(RECORDS SUPPLIED begins)

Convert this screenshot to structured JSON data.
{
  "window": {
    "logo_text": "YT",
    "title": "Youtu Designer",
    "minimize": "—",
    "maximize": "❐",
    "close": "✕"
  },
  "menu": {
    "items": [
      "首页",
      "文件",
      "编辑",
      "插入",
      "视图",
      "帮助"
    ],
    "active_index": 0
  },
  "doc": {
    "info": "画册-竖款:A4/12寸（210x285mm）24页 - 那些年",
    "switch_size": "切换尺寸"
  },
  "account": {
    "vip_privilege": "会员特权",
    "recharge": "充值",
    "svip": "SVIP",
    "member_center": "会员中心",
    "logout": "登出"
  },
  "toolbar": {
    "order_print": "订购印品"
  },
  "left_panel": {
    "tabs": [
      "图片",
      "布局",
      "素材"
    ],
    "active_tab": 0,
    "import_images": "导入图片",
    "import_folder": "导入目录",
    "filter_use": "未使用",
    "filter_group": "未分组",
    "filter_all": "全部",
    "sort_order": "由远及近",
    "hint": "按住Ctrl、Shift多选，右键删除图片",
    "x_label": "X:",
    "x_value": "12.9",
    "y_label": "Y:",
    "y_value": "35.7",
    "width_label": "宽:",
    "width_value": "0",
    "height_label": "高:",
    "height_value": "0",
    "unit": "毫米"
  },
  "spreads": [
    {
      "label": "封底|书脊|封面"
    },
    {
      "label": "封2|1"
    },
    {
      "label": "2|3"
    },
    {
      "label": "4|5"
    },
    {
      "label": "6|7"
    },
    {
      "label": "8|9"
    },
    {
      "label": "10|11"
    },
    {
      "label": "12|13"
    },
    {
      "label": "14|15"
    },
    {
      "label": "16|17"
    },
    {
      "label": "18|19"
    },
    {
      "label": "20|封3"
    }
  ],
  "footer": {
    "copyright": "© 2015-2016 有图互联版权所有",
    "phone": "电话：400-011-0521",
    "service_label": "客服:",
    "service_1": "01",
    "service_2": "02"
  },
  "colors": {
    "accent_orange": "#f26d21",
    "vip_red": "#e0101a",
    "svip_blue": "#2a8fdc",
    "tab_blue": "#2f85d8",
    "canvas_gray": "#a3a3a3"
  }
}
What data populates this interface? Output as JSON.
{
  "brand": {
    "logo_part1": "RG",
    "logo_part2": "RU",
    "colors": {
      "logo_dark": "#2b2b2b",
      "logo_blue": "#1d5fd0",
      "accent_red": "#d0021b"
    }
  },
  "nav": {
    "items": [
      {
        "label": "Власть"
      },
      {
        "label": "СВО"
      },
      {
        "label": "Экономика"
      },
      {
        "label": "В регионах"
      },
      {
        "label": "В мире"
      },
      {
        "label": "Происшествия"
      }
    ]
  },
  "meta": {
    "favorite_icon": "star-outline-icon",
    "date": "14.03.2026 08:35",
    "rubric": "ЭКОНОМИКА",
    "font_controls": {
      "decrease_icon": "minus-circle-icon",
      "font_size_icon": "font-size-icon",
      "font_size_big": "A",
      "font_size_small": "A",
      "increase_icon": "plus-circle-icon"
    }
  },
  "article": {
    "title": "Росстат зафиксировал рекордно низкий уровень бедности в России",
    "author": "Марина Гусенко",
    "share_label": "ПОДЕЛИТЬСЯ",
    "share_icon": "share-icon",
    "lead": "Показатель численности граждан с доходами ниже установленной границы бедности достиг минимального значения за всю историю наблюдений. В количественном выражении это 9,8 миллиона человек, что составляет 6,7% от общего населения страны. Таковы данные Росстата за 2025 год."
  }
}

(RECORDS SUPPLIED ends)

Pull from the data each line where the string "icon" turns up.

    "favorite_icon": "star-outline-icon",
      "decrease_icon": "minus-circle-icon",
      "font_size_icon": "font-size-icon",
      "increase_icon": "plus-circle-icon"
    "share_icon": "share-icon",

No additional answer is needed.